Researchers have found that a person’s memory can be improved by stimulating areas deep inside the brain with electrical current, a finding that offers hope for nonpharmaceutical, noninvasive treatments s that could boost memory impaired by Alzheimer’s disease, stroke, traumatic brain injury or aging. Read full article >>
Bottom Line: Older patients with Parkinson disease (PD) who undergo deep brain stimulation (DBS) appear to have a 90-day complication risk similar to younger patients, suggesting that age alone should not be a primary factor for excluding patients as DBS candidates. Author: Michael R. DeLong, B.A., of the Duke University Medical Center, Durham, N.C., and colleagues. read more
Implantating deep brain stimulation devices poses no greater risk of complications to older patients than it does to younger patients with Parkinson's disease, researchers at Duke Medicine report.
When surgeons install deep brain neurostimulators for essential tremors, Parkinson’s, or other conditions, the patient is kept awake to determine whether the electrode leads are making correct contact. This normally involves the patient performing simple tasks, but when a tremor is slight it’s a challenge to notice it. Show More Summary

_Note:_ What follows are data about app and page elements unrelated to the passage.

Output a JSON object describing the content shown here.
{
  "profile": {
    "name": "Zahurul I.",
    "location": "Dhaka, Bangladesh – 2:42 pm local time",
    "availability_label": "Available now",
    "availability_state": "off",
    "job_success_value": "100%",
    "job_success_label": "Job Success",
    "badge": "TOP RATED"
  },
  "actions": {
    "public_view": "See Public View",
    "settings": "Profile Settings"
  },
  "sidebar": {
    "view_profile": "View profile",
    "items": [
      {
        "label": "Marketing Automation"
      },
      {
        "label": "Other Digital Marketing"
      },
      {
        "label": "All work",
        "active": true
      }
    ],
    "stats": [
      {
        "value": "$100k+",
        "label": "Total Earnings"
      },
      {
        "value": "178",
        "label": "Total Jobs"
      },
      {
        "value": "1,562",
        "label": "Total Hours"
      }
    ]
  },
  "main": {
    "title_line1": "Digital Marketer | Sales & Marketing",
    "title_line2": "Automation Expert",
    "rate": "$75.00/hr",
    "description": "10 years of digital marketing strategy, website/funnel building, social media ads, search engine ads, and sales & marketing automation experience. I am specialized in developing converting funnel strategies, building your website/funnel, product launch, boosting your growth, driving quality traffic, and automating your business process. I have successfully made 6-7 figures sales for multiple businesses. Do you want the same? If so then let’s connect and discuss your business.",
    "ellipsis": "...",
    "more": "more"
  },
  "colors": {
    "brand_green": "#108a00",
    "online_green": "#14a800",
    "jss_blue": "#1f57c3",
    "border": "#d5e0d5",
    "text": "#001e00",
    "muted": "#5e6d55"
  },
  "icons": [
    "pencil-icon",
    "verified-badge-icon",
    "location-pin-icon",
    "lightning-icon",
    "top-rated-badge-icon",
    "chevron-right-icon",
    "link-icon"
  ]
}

This relatively simple neurosurgical procedure can be used to treat a variety of disorders originating from abnormal brain activity such as Parkinson's, OCD, Tourette's, and more. So why does nobody know about it?
A siimple eye test that may help detect Alzheimer's disease early on, 3-D computer modeling for Deep Brain Stimulation Therapy for dystonia, an experimental biological pacemaker and more are story ideas included in the July tipsheet from Cedars-Sinai.
Researchers at GWU are reporting that they've discovered the human consciousness on-off switch, deep within the brain. When this specific region of the brain, called the claustrum, is electrically stimulated, consciousness appears to turn off completely. Show More Summary
While performing deep brain surgery on a woman with epilepsy, neuroscientists from George Washington University stimulated an area of her brain that unexpectedly — and temporarily — caused her to lose consciousness. It's a discovery that could shed light on the very nature of consciousness itself. Read more...
Mohamad Koubeissi, M.D., director of the Epilepsy Center and associate professor of neurology at the George Washington University School of Medicine and Health Sciences, is leading a clinical trial employing low-frequency deep brain stimulation to potentially help reduce epileptic seizures in patients with mesial temporal lobe epilepsy.
Amsterdam, NL, 25 June 2014 – Deep brain stimulation (DBS) has become a well-recognized non-pharmacologic treatment that improves motor symptoms of patients with early and advanced Parkinson's disease. Evidence now indicates that DBS...Show More Summary
Researchers using a complex set of data from records and imaging scans of patients who have undergone successful DBS implantation, have created 3-D, computerized models that map the brain region involved in dystonia. The models identify...Show More Summary
LOS ANGELES (June 24, 2014) – Although deep brain stimulation can be an effective therapy for dystonia – a potentially crippling movement disorder – the treatment isn't always effective, or benefits may not be immediate. Precise placement...Show More Summary
Deep brain stimulation as a treatment for epilepsy and movement disorders, most notably Parkinson’s disease, has rapidly gone from experimental to standard practice. With devices to provide delicate electro-stimulation to the brain now available and with maps of which neurons do what steadily gaining detail, attention is now shifting to […]
Neural prosthetics, brain-computer interfaces (BCI), “closed-loop” deep brain stimulation (DBS) devices, and a world without human brain disorders. The first three of these are already here... is the last one possible?In the utopianShow More Summary
...UCSF and MGH! Work on DARPA’s Systems-Based Neurotechnology for Emerging Therapies (SUBNETS) program is set to begin with teams led by UC San Francisco (UCSF), and Massachusetts General Hospital (MGH). The SUBNETS program seeks to...Show More Summary
For years, music industry marketeers have wished for a magic solution on how to sell people particular bands, singers, or songs. Now it turns out deep brain stimulation might be the answer—as long as the artist is Johnny Cash.
Mariska Mantione, Martijn Figee, and Damiaan Denys, "A case of musical preference for Johnny Cash following deep brain stimulation of the nucleus accumbens", Frontiers in Behavioral Neuroscience, 5/6/2014. Mr. B., a 59-year old married...Show More Summary
Welcome to the new Brain Blogger! We just completed a complete redesign of our desktop and mobile Brain Blogger sites. Powered by the web-design expertise of Rofikul Islam Shahin, we now have a clean, adaptive, and responsive interface that will elevate your reading experience. For our regular readers, we preserved all the functionality of the […]
A neurosurgeon tests if deep brain stimulation electrodes can be used as an alternative to traditional WADA test for identifying brain hemisphere for speech dominance.
Some have characterized dopamine as the elixir of pleasure because so many rewarding stimuli - food, drugs, sex, exercise - trigger its release in the brain. However, more than a decade of research indicates that when drug use becomes...Show More Summary